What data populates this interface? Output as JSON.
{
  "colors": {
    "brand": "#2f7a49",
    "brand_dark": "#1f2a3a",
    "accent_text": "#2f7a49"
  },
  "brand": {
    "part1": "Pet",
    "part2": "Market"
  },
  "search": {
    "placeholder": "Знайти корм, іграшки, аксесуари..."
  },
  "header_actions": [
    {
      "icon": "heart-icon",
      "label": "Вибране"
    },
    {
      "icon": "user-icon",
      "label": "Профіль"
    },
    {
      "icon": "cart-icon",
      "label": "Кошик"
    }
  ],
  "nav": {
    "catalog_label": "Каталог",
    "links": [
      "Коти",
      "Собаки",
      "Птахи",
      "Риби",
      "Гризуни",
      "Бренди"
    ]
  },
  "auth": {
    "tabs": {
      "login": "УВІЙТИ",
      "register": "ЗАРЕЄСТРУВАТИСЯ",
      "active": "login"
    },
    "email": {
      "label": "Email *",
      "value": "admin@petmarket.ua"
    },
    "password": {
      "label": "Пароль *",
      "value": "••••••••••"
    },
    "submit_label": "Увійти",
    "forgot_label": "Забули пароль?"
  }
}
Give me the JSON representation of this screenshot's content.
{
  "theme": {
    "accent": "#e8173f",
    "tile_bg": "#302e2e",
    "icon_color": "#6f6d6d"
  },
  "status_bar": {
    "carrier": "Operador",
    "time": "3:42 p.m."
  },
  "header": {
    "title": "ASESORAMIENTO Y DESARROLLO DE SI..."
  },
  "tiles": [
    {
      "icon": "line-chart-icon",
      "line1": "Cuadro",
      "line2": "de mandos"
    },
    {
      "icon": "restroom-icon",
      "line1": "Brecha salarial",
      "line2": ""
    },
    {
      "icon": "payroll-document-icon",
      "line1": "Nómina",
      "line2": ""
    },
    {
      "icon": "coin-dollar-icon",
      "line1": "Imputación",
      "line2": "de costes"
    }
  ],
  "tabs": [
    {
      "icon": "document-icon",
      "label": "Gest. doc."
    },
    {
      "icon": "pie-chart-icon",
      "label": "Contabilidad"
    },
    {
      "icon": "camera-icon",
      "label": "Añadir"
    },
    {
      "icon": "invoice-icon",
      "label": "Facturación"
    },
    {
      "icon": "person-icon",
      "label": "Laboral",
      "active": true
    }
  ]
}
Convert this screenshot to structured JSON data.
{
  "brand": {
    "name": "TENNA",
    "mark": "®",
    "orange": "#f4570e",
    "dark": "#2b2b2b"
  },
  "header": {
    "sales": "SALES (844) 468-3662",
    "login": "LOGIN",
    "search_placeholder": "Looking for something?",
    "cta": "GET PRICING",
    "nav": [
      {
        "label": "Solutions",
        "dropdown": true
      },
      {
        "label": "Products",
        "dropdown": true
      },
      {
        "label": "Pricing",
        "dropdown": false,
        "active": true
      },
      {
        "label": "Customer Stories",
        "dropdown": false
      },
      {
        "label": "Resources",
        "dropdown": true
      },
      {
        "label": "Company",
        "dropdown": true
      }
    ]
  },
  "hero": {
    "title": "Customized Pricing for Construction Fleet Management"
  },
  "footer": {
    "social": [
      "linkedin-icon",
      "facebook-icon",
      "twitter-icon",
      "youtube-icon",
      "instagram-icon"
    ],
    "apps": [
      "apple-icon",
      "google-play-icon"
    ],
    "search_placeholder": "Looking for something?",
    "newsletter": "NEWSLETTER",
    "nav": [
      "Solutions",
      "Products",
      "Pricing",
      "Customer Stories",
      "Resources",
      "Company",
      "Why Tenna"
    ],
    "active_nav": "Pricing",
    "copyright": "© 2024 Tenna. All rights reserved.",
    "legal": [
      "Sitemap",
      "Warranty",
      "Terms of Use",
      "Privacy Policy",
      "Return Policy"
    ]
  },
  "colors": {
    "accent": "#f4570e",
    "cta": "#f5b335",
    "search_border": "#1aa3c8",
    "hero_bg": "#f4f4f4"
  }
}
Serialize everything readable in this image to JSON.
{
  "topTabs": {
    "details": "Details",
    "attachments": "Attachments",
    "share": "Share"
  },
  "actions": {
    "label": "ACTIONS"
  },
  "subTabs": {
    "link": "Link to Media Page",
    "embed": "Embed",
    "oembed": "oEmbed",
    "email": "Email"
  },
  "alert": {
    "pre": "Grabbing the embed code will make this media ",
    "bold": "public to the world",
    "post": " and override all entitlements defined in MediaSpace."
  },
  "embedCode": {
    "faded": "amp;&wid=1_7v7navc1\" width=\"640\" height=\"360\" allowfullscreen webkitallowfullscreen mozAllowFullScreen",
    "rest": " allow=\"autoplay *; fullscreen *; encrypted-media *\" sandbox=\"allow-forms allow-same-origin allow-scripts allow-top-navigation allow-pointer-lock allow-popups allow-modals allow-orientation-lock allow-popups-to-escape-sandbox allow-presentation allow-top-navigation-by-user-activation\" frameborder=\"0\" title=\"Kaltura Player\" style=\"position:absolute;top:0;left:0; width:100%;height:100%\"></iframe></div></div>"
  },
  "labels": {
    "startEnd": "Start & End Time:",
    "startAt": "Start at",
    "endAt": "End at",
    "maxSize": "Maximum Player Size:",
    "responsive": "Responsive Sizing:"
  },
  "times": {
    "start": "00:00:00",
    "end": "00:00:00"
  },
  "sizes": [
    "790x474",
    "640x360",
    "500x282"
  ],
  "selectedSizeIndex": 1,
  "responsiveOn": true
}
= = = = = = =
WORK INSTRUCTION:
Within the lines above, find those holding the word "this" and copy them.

OUTPUT OF THE EXERCISE:
What data populates this interface? Output as JSON.
Give me the JSON representation of this screenshot's content.
Convert this screenshot to structured JSON data.
Serialize everything readable in this image to JSON.
    "pre": "Grabbing the embed code will make this media ",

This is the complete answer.